↓

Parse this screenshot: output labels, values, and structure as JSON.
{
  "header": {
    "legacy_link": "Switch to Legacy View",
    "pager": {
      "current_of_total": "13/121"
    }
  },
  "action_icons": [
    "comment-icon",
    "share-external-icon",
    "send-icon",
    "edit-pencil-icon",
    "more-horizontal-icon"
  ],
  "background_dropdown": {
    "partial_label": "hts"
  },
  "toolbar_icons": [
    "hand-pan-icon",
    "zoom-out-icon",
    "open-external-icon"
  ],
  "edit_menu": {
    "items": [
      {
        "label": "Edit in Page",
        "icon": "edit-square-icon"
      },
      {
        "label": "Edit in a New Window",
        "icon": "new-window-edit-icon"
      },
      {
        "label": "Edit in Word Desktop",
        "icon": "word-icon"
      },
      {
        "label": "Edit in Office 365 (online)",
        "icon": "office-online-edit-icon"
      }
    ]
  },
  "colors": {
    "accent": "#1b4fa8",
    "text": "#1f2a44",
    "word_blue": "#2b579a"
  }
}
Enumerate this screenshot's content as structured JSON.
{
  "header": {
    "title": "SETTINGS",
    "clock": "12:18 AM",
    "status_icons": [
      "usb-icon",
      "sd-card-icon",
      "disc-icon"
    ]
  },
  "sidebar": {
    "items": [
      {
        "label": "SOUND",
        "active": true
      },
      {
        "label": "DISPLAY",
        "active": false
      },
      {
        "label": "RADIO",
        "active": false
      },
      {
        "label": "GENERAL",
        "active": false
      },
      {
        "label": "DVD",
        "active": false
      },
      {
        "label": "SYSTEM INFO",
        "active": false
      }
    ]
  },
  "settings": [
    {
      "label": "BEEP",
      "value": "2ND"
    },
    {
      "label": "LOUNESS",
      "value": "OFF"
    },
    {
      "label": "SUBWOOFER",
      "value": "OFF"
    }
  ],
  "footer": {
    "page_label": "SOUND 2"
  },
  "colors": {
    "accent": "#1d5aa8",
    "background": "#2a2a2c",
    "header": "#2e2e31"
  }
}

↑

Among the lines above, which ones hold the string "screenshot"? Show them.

Parse this screenshot: output labels, values, and structure as JSON.
Enumerate this screenshot's content as structured JSON.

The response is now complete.